Early reference to video game addiction on May 8, 1993:
I know this is controversial today for some but I think it's a no-brainer. Of course people can develop unhealthy addictions to video games. Calling it a different illness from gambling or alcohol or drug addiction makes sense because the behaviors and treatment are different. Some people get really worked-up over the "video game addiction" label and I think they're misguided. I think they view it as an attack on video games when it's about categorizing an illness and selecting the right treatment. I've never known anyone who enjoys gambling to get upset about the term "gambling addiction", all of us who enjoy video games should take the same attitude. This article also covers a number of things still being debated today (and probably even whenever you are reading this however far in the future that is).
In 1993 a pair of games became synonymous with the moral panic over video game violence. Let's go back to September 24, 1993 to look at the first:
Why won't anybody think of the children?! Do you have any idea how hard it was for a kid in 1993 to get a $60 game without their parents being involved? Again, my kids with their 5G phones can download free apps that are 1000x worse than Mortal Kombat and visit web pages that are 10,000x worse. Yet it's not a problem I think about for one second.

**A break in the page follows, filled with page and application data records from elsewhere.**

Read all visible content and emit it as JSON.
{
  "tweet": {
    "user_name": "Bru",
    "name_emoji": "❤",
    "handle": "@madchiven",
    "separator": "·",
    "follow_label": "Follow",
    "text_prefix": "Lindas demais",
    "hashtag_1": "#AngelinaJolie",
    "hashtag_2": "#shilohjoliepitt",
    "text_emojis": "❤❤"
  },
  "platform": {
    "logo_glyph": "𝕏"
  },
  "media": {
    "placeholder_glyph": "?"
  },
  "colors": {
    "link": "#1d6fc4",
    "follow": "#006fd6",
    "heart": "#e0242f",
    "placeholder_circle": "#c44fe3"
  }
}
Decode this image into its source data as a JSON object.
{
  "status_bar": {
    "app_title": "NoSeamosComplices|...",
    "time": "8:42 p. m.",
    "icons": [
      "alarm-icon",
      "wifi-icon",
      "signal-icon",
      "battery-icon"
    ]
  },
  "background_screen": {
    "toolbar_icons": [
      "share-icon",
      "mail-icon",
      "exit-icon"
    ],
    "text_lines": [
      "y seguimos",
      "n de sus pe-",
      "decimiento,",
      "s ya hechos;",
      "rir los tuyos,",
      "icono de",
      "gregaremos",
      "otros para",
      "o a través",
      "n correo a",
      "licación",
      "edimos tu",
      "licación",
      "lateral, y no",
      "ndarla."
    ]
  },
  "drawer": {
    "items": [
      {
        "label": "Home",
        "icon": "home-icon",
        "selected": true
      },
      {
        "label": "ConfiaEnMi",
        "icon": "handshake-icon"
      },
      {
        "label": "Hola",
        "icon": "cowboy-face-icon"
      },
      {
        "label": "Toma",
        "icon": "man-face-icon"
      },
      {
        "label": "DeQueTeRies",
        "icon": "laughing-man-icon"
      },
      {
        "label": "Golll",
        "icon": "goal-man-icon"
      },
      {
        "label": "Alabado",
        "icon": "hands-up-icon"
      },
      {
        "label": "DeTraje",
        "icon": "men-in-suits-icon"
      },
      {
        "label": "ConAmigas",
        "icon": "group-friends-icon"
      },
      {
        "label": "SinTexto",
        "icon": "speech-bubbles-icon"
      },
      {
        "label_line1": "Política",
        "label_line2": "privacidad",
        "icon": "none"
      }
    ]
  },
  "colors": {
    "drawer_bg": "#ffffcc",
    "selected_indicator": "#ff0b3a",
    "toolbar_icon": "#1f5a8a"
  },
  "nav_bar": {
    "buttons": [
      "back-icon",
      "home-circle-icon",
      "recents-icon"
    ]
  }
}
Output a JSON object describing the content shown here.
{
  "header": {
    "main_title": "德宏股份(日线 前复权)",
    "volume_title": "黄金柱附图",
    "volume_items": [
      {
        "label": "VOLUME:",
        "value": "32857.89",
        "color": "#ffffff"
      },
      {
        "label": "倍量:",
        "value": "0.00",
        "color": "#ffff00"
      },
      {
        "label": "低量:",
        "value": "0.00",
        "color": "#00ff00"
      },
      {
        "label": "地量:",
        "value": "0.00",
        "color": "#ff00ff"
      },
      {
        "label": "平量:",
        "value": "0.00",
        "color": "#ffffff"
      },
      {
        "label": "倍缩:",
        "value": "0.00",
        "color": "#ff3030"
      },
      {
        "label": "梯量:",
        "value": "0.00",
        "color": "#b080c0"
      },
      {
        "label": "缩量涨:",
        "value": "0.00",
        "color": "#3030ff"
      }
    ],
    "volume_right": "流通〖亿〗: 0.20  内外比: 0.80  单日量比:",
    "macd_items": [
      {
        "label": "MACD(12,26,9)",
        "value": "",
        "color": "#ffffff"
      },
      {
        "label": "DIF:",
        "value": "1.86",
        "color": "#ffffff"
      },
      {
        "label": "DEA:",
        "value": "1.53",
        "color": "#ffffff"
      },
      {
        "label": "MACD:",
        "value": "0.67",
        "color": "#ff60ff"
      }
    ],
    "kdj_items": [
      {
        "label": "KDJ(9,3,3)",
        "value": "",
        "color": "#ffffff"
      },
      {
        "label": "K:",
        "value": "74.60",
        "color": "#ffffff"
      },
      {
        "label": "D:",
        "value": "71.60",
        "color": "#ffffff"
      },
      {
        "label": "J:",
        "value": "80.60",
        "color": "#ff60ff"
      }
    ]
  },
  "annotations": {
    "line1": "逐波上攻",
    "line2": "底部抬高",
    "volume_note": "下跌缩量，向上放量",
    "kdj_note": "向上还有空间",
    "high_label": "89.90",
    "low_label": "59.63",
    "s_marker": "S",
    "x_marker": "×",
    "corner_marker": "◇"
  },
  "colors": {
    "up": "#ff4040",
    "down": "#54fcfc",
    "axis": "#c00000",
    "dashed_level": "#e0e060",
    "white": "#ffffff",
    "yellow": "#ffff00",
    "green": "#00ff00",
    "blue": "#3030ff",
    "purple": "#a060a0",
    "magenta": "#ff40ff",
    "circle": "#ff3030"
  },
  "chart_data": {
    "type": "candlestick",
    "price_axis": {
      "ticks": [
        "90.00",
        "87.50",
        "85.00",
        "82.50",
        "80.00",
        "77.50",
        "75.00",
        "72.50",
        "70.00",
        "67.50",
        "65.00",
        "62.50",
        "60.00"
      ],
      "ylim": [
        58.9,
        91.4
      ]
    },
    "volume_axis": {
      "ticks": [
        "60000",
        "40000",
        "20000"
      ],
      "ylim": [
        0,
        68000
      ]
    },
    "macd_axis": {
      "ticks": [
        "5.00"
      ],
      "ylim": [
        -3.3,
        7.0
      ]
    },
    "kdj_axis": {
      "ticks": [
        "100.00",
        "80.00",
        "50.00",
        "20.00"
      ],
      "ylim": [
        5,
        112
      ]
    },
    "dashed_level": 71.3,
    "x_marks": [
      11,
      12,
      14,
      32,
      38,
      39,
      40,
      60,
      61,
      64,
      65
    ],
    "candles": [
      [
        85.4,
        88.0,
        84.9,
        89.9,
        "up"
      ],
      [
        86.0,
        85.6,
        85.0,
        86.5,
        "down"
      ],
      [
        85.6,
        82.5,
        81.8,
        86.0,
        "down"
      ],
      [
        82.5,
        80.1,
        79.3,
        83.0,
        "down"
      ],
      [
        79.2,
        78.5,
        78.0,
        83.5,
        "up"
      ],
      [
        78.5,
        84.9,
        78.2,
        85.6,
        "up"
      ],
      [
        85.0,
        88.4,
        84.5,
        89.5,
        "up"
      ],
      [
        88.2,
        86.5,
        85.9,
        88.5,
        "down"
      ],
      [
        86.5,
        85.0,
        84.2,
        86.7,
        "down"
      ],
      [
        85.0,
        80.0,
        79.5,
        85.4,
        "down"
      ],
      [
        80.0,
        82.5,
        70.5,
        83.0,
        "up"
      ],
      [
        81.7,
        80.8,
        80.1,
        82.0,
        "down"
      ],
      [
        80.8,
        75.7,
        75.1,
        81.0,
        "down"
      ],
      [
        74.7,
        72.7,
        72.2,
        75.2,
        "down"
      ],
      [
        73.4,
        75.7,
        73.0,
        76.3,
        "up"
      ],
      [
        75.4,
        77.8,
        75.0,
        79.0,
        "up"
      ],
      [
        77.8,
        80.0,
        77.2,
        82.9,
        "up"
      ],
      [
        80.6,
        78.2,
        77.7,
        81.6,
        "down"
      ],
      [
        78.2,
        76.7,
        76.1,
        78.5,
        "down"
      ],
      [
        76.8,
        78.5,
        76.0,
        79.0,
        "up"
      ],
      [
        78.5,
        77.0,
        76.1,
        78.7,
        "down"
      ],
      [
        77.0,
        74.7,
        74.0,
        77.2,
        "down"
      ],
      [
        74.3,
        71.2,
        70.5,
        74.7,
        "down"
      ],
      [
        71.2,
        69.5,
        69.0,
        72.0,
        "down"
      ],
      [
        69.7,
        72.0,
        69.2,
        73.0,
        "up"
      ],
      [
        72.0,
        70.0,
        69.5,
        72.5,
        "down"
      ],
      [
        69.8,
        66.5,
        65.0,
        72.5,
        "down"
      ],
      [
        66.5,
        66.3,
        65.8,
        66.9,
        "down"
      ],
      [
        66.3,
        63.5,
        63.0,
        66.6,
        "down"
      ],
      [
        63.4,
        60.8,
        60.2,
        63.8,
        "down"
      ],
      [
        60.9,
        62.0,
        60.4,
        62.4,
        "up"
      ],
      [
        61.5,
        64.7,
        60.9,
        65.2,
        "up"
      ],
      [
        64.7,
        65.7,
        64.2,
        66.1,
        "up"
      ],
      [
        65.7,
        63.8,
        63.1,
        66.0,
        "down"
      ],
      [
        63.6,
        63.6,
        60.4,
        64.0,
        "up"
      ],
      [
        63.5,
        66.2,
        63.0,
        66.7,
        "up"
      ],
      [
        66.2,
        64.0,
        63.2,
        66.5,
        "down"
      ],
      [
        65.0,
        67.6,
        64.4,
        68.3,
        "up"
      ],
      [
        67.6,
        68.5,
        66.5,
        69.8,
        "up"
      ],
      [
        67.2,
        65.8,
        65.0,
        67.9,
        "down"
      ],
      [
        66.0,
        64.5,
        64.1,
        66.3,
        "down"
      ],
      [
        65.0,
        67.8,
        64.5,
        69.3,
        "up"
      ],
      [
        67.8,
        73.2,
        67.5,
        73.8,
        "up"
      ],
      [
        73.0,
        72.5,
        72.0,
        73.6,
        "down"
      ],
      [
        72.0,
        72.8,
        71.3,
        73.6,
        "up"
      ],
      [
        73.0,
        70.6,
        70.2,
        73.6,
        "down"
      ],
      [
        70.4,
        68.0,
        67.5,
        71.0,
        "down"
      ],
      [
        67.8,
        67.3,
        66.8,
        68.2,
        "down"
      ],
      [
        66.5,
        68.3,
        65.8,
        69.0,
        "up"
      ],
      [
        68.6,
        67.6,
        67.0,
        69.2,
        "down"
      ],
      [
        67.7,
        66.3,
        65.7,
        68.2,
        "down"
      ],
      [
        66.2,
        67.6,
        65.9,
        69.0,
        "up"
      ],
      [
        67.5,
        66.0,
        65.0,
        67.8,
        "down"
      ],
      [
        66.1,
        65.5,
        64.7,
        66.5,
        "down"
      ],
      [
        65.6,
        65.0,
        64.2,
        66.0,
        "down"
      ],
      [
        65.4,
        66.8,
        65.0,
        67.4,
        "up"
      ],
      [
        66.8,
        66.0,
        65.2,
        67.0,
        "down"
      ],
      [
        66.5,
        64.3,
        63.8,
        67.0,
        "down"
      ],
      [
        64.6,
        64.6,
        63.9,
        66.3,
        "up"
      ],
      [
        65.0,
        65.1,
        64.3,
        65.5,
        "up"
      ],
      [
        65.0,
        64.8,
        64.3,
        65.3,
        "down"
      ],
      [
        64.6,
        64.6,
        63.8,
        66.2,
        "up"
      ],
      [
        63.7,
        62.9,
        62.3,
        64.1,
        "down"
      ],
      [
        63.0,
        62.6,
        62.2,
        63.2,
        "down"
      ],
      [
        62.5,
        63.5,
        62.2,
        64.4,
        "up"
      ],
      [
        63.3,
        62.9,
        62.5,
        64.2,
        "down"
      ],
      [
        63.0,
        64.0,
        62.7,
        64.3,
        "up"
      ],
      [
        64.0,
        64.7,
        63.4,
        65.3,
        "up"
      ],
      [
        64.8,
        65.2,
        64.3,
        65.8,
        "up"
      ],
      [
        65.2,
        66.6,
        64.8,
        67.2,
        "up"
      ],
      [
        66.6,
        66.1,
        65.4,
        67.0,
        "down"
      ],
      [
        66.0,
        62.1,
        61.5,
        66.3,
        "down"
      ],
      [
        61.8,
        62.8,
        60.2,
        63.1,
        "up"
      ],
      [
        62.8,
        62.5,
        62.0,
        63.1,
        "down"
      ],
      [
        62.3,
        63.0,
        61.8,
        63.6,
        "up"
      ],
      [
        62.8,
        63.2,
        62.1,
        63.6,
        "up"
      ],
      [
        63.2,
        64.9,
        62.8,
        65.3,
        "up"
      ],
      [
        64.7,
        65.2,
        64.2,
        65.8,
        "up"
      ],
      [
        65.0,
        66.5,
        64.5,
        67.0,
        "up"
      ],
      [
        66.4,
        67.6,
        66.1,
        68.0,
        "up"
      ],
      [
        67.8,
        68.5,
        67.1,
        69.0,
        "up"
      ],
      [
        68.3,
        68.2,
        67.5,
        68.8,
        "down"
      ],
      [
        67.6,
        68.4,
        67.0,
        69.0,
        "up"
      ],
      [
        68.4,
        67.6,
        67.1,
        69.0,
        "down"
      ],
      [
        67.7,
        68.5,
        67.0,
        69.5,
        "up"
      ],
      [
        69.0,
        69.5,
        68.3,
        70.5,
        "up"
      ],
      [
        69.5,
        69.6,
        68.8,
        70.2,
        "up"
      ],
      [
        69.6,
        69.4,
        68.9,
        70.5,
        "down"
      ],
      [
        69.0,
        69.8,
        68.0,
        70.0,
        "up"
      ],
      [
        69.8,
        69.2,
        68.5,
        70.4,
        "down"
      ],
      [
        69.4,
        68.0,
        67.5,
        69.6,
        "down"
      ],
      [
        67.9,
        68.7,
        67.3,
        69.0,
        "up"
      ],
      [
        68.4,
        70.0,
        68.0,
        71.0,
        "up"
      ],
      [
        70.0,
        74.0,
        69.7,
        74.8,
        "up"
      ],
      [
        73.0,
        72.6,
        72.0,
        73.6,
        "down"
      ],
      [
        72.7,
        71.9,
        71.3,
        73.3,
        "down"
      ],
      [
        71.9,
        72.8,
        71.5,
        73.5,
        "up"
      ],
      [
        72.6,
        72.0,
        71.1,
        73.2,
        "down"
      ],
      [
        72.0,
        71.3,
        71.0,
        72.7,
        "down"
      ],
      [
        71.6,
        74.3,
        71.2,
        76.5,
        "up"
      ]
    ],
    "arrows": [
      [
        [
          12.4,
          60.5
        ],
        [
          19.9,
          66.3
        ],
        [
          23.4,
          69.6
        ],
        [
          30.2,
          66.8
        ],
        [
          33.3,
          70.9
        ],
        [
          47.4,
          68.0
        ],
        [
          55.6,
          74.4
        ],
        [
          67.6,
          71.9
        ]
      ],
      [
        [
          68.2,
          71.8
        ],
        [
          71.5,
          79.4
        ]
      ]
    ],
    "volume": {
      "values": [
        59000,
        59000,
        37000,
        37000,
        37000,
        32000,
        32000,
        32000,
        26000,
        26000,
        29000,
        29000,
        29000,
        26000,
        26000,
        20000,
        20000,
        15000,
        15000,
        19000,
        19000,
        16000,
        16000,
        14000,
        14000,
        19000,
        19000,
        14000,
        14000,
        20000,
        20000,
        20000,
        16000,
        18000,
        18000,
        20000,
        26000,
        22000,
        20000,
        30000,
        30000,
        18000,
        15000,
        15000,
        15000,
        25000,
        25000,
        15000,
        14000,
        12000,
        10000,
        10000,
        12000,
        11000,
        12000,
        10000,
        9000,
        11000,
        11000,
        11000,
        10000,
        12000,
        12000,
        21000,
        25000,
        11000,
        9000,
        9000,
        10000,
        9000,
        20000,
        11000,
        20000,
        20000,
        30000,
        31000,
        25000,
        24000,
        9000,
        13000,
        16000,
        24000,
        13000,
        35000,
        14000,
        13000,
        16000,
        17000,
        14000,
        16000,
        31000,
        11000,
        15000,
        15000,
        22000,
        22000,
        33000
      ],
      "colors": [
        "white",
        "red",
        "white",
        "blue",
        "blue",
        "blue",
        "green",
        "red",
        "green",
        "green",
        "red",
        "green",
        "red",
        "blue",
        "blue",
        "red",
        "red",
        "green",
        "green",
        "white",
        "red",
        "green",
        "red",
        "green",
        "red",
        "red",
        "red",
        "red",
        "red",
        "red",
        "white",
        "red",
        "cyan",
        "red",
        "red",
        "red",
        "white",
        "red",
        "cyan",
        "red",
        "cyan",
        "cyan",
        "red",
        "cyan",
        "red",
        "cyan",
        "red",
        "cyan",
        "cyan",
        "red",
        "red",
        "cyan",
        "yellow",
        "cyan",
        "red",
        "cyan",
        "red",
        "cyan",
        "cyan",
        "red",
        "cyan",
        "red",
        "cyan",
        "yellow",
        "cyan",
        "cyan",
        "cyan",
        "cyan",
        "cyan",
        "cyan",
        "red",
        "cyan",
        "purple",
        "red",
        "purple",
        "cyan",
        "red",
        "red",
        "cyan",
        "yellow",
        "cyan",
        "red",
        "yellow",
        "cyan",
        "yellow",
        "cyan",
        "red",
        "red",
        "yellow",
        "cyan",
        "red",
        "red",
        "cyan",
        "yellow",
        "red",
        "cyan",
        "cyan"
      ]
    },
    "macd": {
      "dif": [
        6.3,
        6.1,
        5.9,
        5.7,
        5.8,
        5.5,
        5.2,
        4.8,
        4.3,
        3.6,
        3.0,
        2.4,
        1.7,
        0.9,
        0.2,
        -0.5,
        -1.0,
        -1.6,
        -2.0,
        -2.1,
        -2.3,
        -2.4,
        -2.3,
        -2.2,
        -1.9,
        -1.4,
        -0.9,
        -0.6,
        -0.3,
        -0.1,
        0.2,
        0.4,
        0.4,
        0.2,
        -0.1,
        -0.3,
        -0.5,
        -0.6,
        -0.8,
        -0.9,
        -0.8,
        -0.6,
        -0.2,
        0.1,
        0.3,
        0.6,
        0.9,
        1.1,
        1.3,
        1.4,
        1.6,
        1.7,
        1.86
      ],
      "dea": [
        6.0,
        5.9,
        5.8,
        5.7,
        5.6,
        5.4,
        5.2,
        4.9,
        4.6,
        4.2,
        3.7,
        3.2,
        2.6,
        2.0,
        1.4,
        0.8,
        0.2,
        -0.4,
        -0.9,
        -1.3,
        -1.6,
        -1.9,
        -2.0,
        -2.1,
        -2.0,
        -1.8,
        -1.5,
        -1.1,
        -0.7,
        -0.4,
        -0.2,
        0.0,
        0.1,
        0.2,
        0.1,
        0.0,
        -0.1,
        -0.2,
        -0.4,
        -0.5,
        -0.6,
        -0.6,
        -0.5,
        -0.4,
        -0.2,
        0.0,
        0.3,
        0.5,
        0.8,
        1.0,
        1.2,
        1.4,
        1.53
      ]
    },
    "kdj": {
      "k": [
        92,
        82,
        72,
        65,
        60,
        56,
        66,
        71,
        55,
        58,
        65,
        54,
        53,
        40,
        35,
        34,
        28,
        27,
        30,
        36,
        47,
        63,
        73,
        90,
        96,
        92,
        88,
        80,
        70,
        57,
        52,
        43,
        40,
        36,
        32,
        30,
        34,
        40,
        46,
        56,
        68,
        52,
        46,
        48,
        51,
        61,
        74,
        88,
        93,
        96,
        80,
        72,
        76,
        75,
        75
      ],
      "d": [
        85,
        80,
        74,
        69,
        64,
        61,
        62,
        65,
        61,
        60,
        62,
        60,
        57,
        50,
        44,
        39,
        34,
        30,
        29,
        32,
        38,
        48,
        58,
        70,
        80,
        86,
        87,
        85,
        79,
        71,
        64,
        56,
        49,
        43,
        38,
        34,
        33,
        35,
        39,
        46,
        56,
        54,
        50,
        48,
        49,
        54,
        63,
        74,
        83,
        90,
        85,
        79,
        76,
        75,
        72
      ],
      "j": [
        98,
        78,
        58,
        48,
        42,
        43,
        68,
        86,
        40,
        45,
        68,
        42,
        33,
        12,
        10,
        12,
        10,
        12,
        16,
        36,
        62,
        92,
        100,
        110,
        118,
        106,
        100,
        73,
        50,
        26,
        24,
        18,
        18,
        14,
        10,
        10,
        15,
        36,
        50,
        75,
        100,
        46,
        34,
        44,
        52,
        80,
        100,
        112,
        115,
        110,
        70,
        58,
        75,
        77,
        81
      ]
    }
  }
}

And the other was of course Night Trap. A game that is less violent than a Saw movie commercial. From December 17, 1993:
At this point Night Trap had been out for over a year and was largely unnoticed. It was well on the path to being cleared out for $5. It's an illustration of how out of touch the people upset by it were. If they were 2-3 months slower in outraging it would already be out of stores.
All this drama led to a new rating system, described here on January 4, 1994:
Joe Lieberman is of course strongly opposed to violence except for when he's not (https://en.wikipedia.org/wiki/Political_positions_of_Joe_Lieberman#Military_intervention). Make sure you scroll down to his views on the Geneva Conventions too. For Herb Kohl this is fairly consistent with his other views. I'm not here to take sides. I'm just calling out the inconsistency where someone is against kids seeing violence on TV unless it's from an actual war.
The outrage over Night Trap was so great that by January 10, 1994 Sega decided to act:
Except Night Trap was already out of stores. I can personally vouch for this. Once some stores pulled Night Trap it immediately sold out at the locations that still had it.
At the end of the '90s, first person shooters received a ton of negative press. From April 25, 1999:
Hey, it's his store and he can sell whatever he wants. As you can tell from my previous comments I'm a big fan of people who are consistent. He felt it was wrong to sell shooters so he stopped. He didn't demand everyone else do the same either.
February 18, 2004 was just before the "hot coffee" incident, making this headline somewhat prophetic:
Oh, forgot to note that there's a second moral panic on that page.
Getting back to people being wildly inconsistent on December 23, 2005:
Arnold Schwarzenegger was very concerned about exposing children to violence. Very concerned I tell you.
So that's all I have. There's always a chance I'll scour the archives again and expand this page. Until then, thanks for sticking around to the end.